The insistence on capturing all reasonable positions is important in two regards. First, any claims that Tallinn Manual 2.0 takes this or that position should viewed with a degree of skepticism. Yes, the Rules represent the Tallinn Manual 2.0 assessment of the state of the law. So too do aspects of the commentary that reflect no difference of opinion. But in every other case, the position described is not a Tallinn 2.0 one, but rather a position of one of more of the participants, and in the case of acknowledgement, none of them.
Second, the delineation of views should be particularly useful for States. It will allow them to focus their legal policy efforts. To the extent the IGE achieved unanimity on a matter, particularly considering the extensive State input, States should conclude that either asserting the same position is likely to be an easy sell, or challenging it is going to be an uphill battle. Having a sense of the normative operating environment, whether benign or hostile, is always beneficial to States when fashioning legal policy.
Moreover, understanding the points about which application and interpretation are subject to disparate views allows States to focus their efforts where clarification of the law is needed and in their national interest. Such clarification will help deter other States from exploiting these grey zones in the law of cyberspace. For instance, Russia has very adroitly operated within this grey zone, as in the case of its operations in the Ukraine and, more recently, in respect of interference in the U.S. elections by means of the DNC hacks and the subsequent release of emails via Wikileaks and other outlets. In the latter case, an active debate surrounds whether the Russian operations satisfy the “coercion” element that is necessary to establish an act of prohibited intervention under international law. Such grey zones allow for maneuver space in the sense that the cyber operations in question cannot be definitively styled as unlawful, thereby weakening any international blowback that might result.
Some argue that clarity in the law is counterproductive, as ambiguity allows for tactical, operational, and strategic-level leeway. The flaw in this argument is that it ignores the principle of sovereign equality. When States operate in the grey zone, they open the door for other States to do likewise, including when conducting operations against the former States.
My view is that normative clarity lends stability to international relations by laying out “the rules of the game” by which every State must play. It contributes to deterrence because internationally wrongful acts may be responded to by means of countermeasures (acts that would be unlawful but for the fact that they respond to another State’s internationally wrongful act). This being the case, States will know that their actions risk costs rising above the level of retorsion (e.g., sanctions and the expulsion of diplomats). Additionally, clear rules may prevent escalation because the “game” becomes more understandable to the participants. They lower the chance that the States involved in a cyber exchange will misinterpret the actions of their opponents.
Finally, it must be understood that Tallinn Manual 2.0 is not meant to be the end of the story.

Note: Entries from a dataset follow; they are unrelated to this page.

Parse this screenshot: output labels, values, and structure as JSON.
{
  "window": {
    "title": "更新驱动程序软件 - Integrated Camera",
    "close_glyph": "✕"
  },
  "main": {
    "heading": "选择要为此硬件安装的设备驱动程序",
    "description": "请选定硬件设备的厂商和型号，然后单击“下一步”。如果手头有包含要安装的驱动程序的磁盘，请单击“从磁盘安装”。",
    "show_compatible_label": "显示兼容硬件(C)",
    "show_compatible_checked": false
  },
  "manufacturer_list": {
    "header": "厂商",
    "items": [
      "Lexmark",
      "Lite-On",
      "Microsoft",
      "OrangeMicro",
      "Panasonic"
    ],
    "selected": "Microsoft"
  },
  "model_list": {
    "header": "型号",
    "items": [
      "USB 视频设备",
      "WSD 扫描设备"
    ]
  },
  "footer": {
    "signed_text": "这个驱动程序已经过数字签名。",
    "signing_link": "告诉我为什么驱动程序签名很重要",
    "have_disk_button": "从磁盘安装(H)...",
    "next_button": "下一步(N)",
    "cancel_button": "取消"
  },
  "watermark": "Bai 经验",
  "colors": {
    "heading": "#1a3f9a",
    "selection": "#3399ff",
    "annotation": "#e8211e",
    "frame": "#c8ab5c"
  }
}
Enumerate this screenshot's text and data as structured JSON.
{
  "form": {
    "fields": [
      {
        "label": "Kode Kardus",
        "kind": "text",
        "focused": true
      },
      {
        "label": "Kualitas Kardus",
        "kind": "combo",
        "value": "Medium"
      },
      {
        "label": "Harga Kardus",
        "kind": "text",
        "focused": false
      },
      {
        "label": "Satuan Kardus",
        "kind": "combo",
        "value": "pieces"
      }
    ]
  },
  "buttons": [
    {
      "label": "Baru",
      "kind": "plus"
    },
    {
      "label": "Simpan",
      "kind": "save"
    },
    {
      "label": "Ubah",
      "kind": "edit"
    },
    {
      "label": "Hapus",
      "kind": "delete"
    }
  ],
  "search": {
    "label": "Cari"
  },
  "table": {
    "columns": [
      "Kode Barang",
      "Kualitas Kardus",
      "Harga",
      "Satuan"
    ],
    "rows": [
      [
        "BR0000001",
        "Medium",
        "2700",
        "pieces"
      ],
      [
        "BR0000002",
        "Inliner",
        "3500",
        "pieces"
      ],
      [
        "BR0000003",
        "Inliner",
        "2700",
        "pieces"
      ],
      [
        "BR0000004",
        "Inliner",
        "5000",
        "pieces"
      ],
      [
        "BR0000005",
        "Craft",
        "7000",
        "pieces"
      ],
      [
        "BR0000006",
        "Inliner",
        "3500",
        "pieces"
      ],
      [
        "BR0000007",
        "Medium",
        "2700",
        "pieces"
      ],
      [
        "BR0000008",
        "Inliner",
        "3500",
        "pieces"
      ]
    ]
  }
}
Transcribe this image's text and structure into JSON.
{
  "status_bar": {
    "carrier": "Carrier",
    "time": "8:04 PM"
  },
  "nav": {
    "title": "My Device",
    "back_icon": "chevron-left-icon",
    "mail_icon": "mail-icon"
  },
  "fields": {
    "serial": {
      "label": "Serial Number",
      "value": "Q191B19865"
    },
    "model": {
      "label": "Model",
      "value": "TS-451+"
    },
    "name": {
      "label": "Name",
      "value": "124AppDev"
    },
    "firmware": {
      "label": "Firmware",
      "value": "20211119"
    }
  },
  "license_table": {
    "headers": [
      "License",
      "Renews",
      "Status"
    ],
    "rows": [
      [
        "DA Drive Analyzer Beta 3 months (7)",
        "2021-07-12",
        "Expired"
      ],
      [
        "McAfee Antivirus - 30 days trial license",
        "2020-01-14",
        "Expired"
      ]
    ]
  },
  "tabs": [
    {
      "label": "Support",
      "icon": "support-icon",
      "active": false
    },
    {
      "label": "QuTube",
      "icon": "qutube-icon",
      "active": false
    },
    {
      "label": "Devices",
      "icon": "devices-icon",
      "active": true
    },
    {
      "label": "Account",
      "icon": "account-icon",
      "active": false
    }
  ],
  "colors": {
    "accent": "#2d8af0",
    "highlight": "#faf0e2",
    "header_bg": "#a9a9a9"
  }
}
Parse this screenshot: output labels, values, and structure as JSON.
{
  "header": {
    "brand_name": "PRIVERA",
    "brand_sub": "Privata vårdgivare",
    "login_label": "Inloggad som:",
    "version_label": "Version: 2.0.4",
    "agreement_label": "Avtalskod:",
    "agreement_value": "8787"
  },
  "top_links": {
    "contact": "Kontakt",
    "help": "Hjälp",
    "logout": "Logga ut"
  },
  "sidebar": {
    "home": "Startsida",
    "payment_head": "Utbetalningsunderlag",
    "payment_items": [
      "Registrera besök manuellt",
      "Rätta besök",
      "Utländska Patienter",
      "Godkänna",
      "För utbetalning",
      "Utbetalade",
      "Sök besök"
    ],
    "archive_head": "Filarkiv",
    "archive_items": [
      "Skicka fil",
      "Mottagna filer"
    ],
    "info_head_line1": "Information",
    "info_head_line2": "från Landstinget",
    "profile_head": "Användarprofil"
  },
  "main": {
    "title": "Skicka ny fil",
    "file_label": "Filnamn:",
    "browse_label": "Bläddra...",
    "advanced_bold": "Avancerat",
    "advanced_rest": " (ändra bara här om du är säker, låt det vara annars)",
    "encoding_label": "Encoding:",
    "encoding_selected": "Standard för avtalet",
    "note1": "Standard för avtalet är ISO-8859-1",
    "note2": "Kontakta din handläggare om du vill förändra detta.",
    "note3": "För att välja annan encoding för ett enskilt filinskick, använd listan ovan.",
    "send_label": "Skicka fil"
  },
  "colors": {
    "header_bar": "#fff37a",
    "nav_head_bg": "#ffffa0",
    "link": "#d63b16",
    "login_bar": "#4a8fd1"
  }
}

Those who participated in the seven-year Tallinn Manuals’ journey hoped only that it would enhance the process of norm identification and elucidation by States and, while the process is underway, assist State legal advisers in providing informed advice to their clients.